WORK REQUIRED:
Search each line below for the word "icon" and list those that contain it.

......

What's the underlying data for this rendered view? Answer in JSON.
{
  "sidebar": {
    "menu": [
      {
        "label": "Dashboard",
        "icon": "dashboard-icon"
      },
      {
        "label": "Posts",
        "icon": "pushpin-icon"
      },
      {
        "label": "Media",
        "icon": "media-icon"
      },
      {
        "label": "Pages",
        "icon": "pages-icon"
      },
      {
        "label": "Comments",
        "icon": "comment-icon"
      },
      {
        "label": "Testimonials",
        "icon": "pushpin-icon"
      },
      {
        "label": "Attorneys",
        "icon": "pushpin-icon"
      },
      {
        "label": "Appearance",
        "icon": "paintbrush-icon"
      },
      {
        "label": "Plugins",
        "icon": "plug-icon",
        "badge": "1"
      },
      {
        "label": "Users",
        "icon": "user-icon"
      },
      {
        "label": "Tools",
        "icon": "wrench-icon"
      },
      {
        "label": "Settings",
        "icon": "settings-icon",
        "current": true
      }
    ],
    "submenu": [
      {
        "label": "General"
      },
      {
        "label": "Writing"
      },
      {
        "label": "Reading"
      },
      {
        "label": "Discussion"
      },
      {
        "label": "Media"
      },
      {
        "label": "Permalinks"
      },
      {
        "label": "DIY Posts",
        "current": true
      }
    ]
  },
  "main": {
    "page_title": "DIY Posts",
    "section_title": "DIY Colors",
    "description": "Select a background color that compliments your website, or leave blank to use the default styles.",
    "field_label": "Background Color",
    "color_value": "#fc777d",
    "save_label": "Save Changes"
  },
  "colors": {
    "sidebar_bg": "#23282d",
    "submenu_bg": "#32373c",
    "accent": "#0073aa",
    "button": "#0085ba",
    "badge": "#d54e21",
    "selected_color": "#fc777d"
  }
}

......

ANSWER BOX:
        "icon": "dashboard-icon"
        "icon": "pushpin-icon"
        "icon": "media-icon"
        "icon": "pages-icon"
        "icon": "comment-icon"
        "icon": "pushpin-icon"
        "icon": "pushpin-icon"
        "icon": "paintbrush-icon"
        "icon": "plug-icon",
        "icon": "user-icon"
        "icon": "wrench-icon"
        "icon": "settings-icon",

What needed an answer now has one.